*TASK INPUTS*:
--

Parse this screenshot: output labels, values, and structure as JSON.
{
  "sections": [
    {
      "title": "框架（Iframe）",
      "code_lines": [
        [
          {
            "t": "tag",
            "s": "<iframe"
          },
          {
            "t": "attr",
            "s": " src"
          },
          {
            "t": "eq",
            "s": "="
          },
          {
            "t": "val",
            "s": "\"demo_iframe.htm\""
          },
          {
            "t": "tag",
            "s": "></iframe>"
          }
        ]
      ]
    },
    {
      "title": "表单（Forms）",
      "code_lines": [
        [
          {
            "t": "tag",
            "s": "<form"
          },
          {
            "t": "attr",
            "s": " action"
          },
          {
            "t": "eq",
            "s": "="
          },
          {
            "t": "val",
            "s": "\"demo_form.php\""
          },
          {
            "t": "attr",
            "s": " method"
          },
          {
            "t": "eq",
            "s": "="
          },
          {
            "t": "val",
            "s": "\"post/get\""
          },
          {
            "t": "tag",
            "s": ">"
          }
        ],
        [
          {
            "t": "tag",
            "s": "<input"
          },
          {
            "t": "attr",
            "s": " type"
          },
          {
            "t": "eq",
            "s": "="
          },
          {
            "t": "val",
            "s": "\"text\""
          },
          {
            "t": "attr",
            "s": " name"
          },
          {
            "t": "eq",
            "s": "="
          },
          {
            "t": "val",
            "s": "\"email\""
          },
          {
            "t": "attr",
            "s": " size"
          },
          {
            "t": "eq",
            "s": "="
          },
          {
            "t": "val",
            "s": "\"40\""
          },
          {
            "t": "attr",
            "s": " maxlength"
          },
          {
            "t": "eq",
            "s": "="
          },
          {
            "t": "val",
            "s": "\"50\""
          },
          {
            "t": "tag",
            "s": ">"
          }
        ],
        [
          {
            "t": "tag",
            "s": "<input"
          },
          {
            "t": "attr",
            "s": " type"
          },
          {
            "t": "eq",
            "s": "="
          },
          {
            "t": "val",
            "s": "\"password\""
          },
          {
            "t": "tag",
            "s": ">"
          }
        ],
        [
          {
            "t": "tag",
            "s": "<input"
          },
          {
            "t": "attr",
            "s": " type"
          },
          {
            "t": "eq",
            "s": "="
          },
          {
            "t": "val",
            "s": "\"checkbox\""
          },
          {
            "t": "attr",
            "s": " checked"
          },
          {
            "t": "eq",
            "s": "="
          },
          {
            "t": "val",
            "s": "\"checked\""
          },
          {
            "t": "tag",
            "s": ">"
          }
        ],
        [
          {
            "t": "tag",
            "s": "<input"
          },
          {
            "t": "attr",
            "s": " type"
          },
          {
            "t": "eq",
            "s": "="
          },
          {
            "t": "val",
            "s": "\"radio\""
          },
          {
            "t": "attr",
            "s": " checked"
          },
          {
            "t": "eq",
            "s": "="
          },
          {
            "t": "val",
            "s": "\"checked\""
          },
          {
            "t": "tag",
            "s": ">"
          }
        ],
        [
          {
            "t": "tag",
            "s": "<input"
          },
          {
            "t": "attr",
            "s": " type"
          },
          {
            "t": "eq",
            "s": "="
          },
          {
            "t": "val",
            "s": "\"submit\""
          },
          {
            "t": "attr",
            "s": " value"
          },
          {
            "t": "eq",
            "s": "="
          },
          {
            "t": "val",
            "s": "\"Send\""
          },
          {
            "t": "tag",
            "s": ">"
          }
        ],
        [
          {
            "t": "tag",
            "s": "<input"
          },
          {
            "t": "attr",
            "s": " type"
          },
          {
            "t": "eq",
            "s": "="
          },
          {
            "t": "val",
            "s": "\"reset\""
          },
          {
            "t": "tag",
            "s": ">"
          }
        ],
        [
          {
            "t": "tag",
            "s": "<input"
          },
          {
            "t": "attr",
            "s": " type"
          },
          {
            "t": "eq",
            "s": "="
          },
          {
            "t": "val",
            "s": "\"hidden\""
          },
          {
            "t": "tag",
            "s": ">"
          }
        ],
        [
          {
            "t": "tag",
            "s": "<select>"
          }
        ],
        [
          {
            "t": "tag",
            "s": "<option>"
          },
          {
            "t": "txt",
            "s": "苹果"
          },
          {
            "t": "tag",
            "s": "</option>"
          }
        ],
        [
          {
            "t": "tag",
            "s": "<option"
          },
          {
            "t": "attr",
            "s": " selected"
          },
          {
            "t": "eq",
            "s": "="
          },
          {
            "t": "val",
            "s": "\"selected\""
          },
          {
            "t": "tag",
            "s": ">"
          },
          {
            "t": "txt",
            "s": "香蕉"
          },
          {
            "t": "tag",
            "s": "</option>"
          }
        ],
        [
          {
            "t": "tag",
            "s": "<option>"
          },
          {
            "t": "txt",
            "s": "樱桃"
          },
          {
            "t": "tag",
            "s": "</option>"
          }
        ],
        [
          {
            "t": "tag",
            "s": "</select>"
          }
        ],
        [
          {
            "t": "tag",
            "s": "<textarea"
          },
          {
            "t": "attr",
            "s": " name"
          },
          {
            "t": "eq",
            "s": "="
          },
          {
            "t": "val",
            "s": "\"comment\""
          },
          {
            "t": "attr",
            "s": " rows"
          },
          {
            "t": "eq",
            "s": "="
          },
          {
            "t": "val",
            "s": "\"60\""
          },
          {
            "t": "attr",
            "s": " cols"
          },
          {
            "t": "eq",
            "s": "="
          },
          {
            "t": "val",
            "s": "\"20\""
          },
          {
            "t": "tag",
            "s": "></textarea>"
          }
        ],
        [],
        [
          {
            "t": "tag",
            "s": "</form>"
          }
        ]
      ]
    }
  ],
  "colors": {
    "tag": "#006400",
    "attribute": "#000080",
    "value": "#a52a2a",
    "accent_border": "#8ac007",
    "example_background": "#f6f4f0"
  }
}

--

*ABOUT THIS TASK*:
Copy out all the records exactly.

*PROBLEM SOLUTION*:
Parse this screenshot: output labels, values, and structure as JSON.
{
  "sections": [
    {
      "title": "框架（Iframe）",
      "code_lines": [
        [
          {
            "t": "tag",
            "s": "<iframe"
          },
          {
            "t": "attr",
            "s": " src"
          },
          {
            "t": "eq",
            "s": "="
          },
          {
            "t": "val",
            "s": "\"demo_iframe.htm\""
          },
          {
            "t": "tag",
            "s": "></iframe>"
          }
        ]
      ]
    },
    {
      "title": "表单（Forms）",
      "code_lines": [
        [
          {
            "t": "tag",
            "s": "<form"
          },
          {
            "t": "attr",
            "s": " action"
          },
          {
            "t": "eq",
            "s": "="
          },
          {
            "t": "val",
            "s": "\"demo_form.php\""
          },
          {
            "t": "attr",
            "s": " method"
          },
          {
            "t": "eq",
            "s": "="
          },
          {
            "t": "val",
            "s": "\"post/get\""
          },
          {
            "t": "tag",
            "s": ">"
          }
        ],
        [
          {
            "t": "tag",
            "s": "<input"
          },
          {
            "t": "attr",
            "s": " type"
          },
          {
            "t": "eq",
            "s": "="
          },
          {
            "t": "val",
            "s": "\"text\""
          },
          {
            "t": "attr",
            "s": " name"
          },
          {
            "t": "eq",
            "s": "="
          },
          {
            "t": "val",
            "s": "\"email\""
          },
          {
            "t": "attr",
            "s": " size"
          },
          {
            "t": "eq",
            "s": "="
          },
          {
            "t": "val",
            "s": "\"40\""
          },
          {
            "t": "attr",
            "s": " maxlength"
          },
          {
            "t": "eq",
            "s": "="
          },
          {
            "t": "val",
            "s": "\"50\""
          },
          {
            "t": "tag",
            "s": ">"
          }
        ],
        [
          {
            "t": "tag",
            "s": "<input"
          },
          {
            "t": "attr",
            "s": " type"
          },
          {
            "t": "eq",
            "s": "="
          },
          {
            "t": "val",
            "s": "\"password\""
          },
          {
            "t": "tag",
            "s": ">"
          }
        ],
        [
          {
            "t": "tag",
            "s": "<input"
          },
          {
            "t": "attr",
            "s": " type"
          },
          {
            "t": "eq",
            "s": "="
          },
          {
            "t": "val",
            "s": "\"checkbox\""
          },
          {
            "t": "attr",
            "s": " checked"
          },
          {
            "t": "eq",
            "s": "="
          },
          {
            "t": "val",
            "s": "\"checked\""
          },
          {
            "t": "tag",
            "s": ">"
          }
        ],
        [
          {
            "t": "tag",
            "s": "<input"
          },
          {
            "t": "attr",
            "s": " type"
          },
          {
            "t": "eq",
            "s": "="
          },
          {
            "t": "val",
            "s": "\"radio\""
          },
          {
            "t": "attr",
            "s": " checked"
          },
          {
            "t": "eq",
            "s": "="
          },
          {
            "t": "val",
            "s": "\"checked\""
          },
          {
            "t": "tag",
            "s": ">"
          }
        ],
        [
          {
            "t": "tag",
            "s": "<input"
          },
          {
            "t": "attr",
            "s": " type"
          },
          {
            "t": "eq",
            "s": "="
          },
          {
            "t": "val",
            "s": "\"submit\""
          },
          {
            "t": "attr",
            "s": " value"
          },
          {
            "t": "eq",
            "s": "="
          },
          {
            "t": "val",
            "s": "\"Send\""
          },
          {
            "t": "tag",
            "s": ">"
          }
        ],
        [
          {
            "t": "tag",
            "s": "<input"
          },
          {
            "t": "attr",
            "s": " type"
          },
          {
            "t": "eq",
            "s": "="
          },
          {
            "t": "val",
            "s": "\"reset\""
          },
          {
            "t": "tag",
            "s": ">"
          }
        ],
        [
          {
            "t": "tag",
            "s": "<input"
          },
          {
            "t": "attr",
            "s": " type"
          },
          {
            "t": "eq",
            "s": "="
          },
          {
            "t": "val",
            "s": "\"hidden\""
          },
          {
            "t": "tag",
            "s": ">"
          }
        ],
        [
          {
            "t": "tag",
            "s": "<select>"
          }
        ],
        [
          {
            "t": "tag",
            "s": "<option>"
          },
          {
            "t": "txt",
            "s": "苹果"
          },
          {
            "t": "tag",
            "s": "</option>"
          }
        ],
        [
          {
            "t": "tag",
            "s": "<option"
          },
          {
            "t": "attr",
            "s": " selected"
          },
          {
            "t": "eq",
            "s": "="
          },
          {
            "t": "val",
            "s": "\"selected\""
          },
          {
            "t": "tag",
            "s": ">"
          },
          {
            "t": "txt",
            "s": "香蕉"
          },
          {
            "t": "tag",
            "s": "</option>"
          }
        ],
        [
          {
            "t": "tag",
            "s": "<option>"
          },
          {
            "t": "txt",
            "s": "樱桃"
          },
          {
            "t": "tag",
            "s": "</option>"
          }
        ],
        [
          {
            "t": "tag",
            "s": "</select>"
          }
        ],
        [
          {
            "t": "tag",
            "s": "<textarea"
          },
          {
            "t": "attr",
            "s": " name"
          },
          {
            "t": "eq",
            "s": "="
          },
          {
            "t": "val",
            "s": "\"comment\""
          },
          {
            "t": "attr",
            "s": " rows"
          },
          {
            "t": "eq",
            "s": "="
          },
          {
            "t": "val",
            "s": "\"60\""
          },
          {
            "t": "attr",
            "s": " cols"
          },
          {
            "t": "eq",
            "s": "="
          },
          {
            "t": "val",
            "s": "\"20\""
          },
          {
            "t": "tag",
            "s": "></textarea>"
          }
        ],
        [],
        [
          {
            "t": "tag",
            "s": "</form>"
          }
        ]
      ]
    }
  ],
  "colors": {
    "tag": "#006400",
    "attribute": "#000080",
    "value": "#a52a2a",
    "accent_border": "#8ac007",
    "example_background": "#f6f4f0"
  }
}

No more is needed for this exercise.